• Brutus at the 100th football game between The Ohio State University and the University of Michigan.
• So, Rumple continued as Brutus Buckeye through his senior year of college, knowing he “could watch the games with my friends for the rest of my life.”
As for balancing his responsibilities as Brutus with his studies, well, for the most part, that worked out, too. “At times it was very difficult, but I think I managed them well,” he says. “I remember one day when I had to study for an exam during the afternoon, be Brutus at a women’s volleyball game at St. John’s Arena that night, sprint home to my house on campus in the Brutus outfit while cars honked and fans screamed, ‘Go Bucks!” and change clothes to meet my friends for an intramural playoff football game. That was a great day … minus the exam!”
The guy in the head
Though for most of his time in the public eye he was burrowed deep inside his Brutus Buckeye costume, Rumple was acknowledged for a job well done. “Unlike many colleges and universities, OSU does not keep the identity of Brutus a secret,” he says. “During the second-to-last football game, our mug shots without the head are put on the jumbo screen, along with our name, college and hometown. My parents got a big kick out of that, especially seeing my small hometown, Rockford, Ohio, on the screen.” The university newspaper also features an article about the students who play Brutus Buckeye, he adds. “The person inside the outfit definitely gets the credit.”
That said, it wasn’t always about the credit due, notes Rumple.
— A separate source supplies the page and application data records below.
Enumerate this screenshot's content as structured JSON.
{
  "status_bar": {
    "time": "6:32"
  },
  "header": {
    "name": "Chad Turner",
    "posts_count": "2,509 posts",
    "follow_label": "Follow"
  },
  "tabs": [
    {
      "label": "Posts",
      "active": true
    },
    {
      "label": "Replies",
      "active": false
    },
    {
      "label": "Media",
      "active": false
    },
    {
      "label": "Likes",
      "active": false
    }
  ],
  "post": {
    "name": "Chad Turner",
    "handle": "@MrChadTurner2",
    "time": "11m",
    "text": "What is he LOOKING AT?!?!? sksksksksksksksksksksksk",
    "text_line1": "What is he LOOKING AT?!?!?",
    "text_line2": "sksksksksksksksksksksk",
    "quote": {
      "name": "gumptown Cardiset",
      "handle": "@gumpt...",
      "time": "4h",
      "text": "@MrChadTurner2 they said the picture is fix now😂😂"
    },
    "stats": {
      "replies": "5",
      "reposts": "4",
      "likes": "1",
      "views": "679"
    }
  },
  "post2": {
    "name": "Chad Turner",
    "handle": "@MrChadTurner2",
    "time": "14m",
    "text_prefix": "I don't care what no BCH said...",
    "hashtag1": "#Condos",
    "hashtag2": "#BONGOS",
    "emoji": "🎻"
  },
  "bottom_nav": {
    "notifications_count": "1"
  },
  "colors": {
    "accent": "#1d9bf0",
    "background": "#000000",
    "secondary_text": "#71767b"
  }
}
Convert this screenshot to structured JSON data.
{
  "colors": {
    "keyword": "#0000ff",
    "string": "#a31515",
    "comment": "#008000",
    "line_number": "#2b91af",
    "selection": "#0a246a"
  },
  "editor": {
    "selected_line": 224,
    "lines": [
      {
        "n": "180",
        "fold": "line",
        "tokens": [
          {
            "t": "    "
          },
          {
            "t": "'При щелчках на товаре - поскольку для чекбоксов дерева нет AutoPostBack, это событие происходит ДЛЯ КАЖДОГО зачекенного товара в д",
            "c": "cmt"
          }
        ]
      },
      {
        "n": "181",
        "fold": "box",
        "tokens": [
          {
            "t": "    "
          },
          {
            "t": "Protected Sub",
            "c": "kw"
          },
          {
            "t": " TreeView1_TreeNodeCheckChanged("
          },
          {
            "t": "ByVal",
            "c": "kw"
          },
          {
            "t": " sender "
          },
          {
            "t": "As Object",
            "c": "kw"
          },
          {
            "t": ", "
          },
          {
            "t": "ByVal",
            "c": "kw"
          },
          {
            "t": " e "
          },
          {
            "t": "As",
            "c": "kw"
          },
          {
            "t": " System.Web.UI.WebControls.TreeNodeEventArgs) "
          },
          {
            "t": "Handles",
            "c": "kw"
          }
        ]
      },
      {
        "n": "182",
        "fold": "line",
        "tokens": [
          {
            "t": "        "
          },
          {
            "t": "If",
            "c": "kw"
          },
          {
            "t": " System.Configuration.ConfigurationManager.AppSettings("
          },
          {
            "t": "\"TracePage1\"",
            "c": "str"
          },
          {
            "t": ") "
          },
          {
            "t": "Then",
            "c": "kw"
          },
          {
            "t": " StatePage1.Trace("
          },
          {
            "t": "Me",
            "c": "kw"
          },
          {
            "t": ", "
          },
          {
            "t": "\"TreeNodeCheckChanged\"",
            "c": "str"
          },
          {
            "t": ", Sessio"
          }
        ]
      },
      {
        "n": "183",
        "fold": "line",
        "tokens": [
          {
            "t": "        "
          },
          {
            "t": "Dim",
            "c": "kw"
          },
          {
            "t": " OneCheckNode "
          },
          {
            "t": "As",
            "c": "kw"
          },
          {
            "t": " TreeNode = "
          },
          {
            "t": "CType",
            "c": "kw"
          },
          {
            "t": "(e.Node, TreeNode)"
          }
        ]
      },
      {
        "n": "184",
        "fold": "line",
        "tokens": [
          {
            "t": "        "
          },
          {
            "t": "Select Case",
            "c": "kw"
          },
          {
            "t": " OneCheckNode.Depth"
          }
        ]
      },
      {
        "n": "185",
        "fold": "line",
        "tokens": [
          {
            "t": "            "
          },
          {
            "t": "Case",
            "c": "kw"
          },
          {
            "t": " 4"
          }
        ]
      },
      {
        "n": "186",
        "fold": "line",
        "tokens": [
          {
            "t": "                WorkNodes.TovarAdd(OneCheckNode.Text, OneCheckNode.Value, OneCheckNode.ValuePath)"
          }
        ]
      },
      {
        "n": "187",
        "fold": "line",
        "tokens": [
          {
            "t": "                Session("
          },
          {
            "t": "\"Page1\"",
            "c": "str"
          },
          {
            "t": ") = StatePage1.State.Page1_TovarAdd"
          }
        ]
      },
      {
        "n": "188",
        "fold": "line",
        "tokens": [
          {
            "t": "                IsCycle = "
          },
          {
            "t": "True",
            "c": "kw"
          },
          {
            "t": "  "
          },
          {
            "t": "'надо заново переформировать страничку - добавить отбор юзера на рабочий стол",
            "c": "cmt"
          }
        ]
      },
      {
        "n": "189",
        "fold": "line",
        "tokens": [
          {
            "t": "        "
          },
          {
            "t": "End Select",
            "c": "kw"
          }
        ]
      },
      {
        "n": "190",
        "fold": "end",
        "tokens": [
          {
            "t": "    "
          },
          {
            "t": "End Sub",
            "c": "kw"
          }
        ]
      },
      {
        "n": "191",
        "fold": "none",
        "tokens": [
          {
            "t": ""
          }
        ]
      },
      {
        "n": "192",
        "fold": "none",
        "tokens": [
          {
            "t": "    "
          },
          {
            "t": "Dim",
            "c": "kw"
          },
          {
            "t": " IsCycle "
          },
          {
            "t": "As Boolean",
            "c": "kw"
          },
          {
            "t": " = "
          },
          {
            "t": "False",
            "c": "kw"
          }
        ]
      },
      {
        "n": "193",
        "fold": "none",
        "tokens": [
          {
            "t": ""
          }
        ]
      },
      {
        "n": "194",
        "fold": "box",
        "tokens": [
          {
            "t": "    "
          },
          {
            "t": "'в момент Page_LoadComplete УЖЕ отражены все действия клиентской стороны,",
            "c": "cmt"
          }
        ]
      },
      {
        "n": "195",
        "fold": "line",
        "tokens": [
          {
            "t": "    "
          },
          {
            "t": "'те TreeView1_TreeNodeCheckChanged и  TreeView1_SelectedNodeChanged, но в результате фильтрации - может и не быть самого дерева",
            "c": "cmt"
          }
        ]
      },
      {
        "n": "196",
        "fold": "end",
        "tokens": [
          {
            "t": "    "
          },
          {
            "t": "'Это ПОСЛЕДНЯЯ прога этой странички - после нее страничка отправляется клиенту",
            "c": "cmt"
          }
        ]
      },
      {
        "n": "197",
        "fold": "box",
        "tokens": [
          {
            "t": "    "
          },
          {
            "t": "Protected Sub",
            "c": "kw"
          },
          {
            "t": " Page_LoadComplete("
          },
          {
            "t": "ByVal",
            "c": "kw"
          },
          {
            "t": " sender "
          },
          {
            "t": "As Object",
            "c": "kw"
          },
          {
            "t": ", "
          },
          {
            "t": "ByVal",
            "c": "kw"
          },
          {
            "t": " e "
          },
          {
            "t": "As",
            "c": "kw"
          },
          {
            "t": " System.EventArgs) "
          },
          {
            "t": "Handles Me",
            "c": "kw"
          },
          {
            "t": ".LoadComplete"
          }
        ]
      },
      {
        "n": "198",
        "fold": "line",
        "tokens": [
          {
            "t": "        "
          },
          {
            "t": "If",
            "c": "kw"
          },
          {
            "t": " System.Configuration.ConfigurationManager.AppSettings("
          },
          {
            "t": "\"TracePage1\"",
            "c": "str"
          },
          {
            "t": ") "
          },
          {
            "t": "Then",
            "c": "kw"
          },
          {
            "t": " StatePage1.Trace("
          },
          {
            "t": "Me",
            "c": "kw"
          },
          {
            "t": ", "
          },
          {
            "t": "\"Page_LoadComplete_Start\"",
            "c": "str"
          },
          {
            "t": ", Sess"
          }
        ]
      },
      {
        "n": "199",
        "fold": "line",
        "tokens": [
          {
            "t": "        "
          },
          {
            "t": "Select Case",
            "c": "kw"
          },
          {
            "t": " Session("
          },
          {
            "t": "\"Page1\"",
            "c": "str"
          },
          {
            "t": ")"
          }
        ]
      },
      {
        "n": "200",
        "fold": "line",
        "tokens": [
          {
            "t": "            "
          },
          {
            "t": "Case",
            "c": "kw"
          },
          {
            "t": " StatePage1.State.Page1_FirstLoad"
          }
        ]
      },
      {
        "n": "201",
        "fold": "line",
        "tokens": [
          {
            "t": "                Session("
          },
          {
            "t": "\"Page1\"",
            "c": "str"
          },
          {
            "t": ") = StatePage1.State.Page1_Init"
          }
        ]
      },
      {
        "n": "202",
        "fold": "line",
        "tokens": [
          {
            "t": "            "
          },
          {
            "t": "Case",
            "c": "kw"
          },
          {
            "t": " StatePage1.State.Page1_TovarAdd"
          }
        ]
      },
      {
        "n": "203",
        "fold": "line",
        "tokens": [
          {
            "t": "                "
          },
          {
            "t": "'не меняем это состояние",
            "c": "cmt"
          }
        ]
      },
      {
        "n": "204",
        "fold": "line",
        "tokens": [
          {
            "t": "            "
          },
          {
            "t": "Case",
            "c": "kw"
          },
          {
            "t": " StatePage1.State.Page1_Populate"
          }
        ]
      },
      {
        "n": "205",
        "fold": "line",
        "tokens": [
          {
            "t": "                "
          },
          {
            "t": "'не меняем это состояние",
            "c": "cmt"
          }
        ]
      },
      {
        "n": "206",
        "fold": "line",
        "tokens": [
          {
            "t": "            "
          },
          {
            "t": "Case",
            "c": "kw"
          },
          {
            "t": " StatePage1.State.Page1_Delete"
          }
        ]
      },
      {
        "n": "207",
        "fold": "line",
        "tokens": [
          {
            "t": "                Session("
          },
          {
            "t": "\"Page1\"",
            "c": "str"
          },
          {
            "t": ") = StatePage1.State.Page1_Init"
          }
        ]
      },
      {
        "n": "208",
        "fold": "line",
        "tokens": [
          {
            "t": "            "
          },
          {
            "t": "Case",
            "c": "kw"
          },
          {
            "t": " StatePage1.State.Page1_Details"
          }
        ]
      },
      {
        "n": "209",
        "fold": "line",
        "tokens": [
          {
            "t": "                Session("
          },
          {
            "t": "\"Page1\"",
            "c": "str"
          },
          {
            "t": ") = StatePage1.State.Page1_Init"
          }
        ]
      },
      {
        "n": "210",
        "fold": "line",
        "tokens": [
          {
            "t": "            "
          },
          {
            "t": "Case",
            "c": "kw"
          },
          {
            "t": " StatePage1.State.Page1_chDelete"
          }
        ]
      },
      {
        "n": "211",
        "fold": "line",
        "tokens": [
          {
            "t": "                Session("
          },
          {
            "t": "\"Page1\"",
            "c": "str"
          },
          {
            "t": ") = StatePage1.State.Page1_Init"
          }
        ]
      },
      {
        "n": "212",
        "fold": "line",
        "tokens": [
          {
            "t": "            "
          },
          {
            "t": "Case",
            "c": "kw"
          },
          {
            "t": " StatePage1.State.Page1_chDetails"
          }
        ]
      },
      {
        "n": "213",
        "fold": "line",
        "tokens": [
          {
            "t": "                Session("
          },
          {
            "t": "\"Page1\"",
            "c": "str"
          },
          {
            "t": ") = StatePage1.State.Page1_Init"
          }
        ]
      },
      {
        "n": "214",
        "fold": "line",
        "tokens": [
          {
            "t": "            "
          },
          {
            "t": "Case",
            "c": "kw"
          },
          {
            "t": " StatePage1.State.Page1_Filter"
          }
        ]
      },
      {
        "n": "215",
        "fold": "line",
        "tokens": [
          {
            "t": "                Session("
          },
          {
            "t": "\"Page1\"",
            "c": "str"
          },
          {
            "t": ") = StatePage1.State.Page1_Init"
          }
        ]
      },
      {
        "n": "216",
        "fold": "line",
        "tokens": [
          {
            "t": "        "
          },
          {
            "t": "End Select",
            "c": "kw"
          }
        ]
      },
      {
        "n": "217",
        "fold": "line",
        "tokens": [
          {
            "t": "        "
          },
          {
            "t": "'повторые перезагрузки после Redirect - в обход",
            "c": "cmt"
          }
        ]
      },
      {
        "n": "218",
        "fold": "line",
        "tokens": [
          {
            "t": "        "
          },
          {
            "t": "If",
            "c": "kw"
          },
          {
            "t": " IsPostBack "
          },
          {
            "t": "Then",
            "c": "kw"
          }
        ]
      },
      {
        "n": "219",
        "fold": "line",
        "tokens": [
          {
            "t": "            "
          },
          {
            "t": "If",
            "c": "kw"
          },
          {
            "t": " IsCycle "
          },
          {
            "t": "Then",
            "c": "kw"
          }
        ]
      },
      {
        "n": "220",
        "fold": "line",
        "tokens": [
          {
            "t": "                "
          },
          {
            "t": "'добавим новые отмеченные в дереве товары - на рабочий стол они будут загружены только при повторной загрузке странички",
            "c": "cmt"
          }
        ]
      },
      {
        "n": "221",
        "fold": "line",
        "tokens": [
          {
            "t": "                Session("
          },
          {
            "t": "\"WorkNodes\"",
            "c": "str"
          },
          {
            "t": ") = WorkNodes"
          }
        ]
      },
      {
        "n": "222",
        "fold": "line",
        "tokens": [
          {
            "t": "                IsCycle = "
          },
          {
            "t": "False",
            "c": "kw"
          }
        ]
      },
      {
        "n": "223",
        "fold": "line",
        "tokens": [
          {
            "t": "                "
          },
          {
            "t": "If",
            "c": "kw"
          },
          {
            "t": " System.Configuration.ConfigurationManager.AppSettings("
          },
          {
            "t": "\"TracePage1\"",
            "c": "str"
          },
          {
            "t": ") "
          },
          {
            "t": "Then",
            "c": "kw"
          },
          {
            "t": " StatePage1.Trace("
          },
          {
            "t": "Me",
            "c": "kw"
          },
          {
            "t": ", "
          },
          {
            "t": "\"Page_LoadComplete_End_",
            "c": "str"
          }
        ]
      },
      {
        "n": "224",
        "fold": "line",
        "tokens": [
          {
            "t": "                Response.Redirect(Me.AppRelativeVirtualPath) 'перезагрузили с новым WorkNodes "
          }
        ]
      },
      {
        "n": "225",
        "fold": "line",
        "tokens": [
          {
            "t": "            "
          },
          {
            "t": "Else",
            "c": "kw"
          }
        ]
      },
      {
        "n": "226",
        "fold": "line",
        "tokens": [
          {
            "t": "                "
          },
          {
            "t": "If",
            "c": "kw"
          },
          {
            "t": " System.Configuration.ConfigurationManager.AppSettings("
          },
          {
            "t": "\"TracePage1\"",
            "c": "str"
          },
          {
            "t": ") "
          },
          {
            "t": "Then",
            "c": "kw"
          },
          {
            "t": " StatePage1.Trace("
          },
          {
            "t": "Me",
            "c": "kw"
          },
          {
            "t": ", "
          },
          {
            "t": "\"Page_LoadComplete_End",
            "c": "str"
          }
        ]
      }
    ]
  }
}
The experience of playing Brutus continues to impact his life for the better. “Just a few months ago, a fellow Midmark employee called me and asked if I could send something Brutus-related to his son, a huge Brutus fan. I signed a picture of me as Brutus and mailed it to him. A week later, I received a call from my co-worker’s son, who was completely awestruck. To me, it was a picture of Brutus. To him, it meant so much more. While it really was Brutus the boy wanted to speak with, and not Bill Rumple, it gives me a great feeling to know I can bring happiness into people’s lives through another figure.”
Integrity, trust, commitment
Rumple joined Midmark about a year ago. The transition was a relatively easy one. “I noticed right away that the same qualities The Ohio State University looks for in Brutus applicants are those that Midmark looks for in their employees,” says Rumple. “Integrity, trust, hard work, commitment, relationship-building, and the ability to set goals are essential to both organizations. But, just as importantly, both OSU and Midmark like to have a good time and put on a great show! At Midmark, we like the saying, ‘Why tell somebody something when you can show them!’”
Not only that, the experience of being the mascot for such a large institution helped Rumple learn to be confident and comfortable in a large setting. “As Brutus, it seemed that every week I was attending a new event held by a different college,” he recalls. “The University might have had 50,000 students, but it never felt that way to me. This has been a tremendous help in my sales career. Even though I am involved with a large institution, I’ve never felt afraid to call upon the larger companies or health systems. Midmark prides itself on working with our clients, no matter what the size, in order to find the most efficient and effective healthcare solutions to fill their needs.”
Even now, Rumple usually attends several football games each season. “I really enjoy watching Brutus perform,” he says. “I now help the OSU panel choose the students who audition to be Brutus. So, not only do I watch Brutus for fun, I watch to make sure I did a good job of selecting the right student!
“The Ohio State University has been blessed over the last several years with a great group of dedicated students who have raised the bar for Brutus. The key is for students to embrace this role so that they leave something behind for others to use in the future.” For Rumple’s part, he gave OSU the idea for Brutus to do ‘the worm” across the end zone or pose with flexed biceps. “After seeing that, who wouldn’t want to be Brutus?”